The Robotic Taxi Driver

Yesterday morning I made the mistake of leaving my apartment without my Citibike key. When I got to the Citibike station, I realized it and hailed a taxi instead. I got in the taxi and told the driver where I was going which was 6th Avenue and 13th Street. He started to enter the destination into the GPS on his phone which was mounted above the dash to the left of the steering wheel. I told him that wasn’t necessary as all he had to do was go a few blocks down Washington to 10th, make a left on 10th, then across 10th to 6th, then a left on 6th. So he took off down Washington and the preceded to blow right past 10th. At which point, I told him that he had missed 10th and he should make the next left onto Christopher, which he then drove right past. After a couple more missed turns, I told him to stop and got out of the taxi and told him that he should learn a bit about getting around the city before getting behind the wheel of a taxi cab. Then I tweeted this out.

If you click on that tweet and look at all of the replies, you will find an interesting discussion of the current state of the taxis and ride sharing services in NYC, Chicago, London, and a bunch more cities. It seems that my experience of getting into a car and the driver having no idea where they are and where they are going is not unique. It’s happening to lots of people in lots of places.

Now you might say, “well you should have let the driver use the GPS” and you would be right about that. But in that tweet reply stream there are plenty of stories about drivers using GPS and still getting terribly lost. When you have no idea where you are and no idea where you are going, the GPS isn’t as useful as it would seem. And then there are the issues of road work, closed streets, traffic, and other sorts of things that requires experience and local knowledge to navigate. There is a huge difference between an experienced driver who knows their way around a city and a driver just off the plane from somewhere else driving around NYC using a GPS in lieu of that local knowledge.

What has happened in NYC and apparently in many other places is the arrival of ride sharing services has increased the demand for drivers and the best drivers are moving from taxis to the higher end services and new drivers are being recruited to drive the cabs and the lower end ride sharing services. These new drivers have no training and have no idea where they are going without the GPS. And they are totally and completely reliant on the GPS. It makes me feel like the autonomous car has arrived in the form of the robotic taxi driver.

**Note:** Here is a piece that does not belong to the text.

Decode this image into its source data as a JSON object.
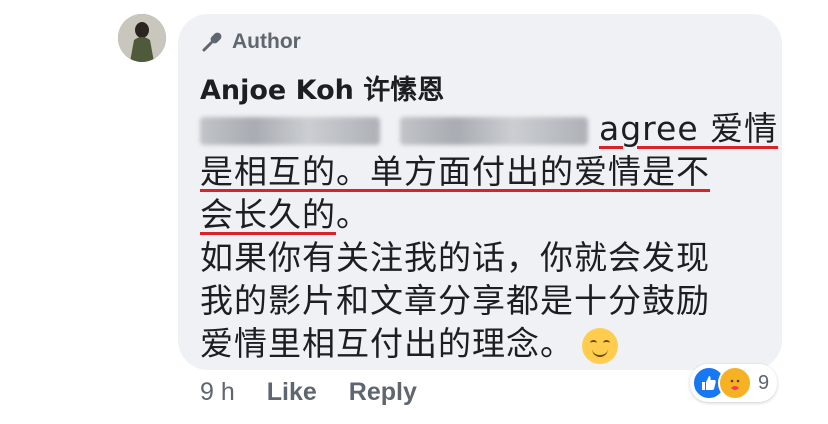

I told this story to my friend Jeremy last night and he observed that the right answer is to use the higher end ride sharing services where all the experienced drivers are now working. He said “price and quality are lining up as you would expect in a market economy.” Of course the other option is to not forget my citibike key or walk or take the subway. Which is looking like a better option more and more these days.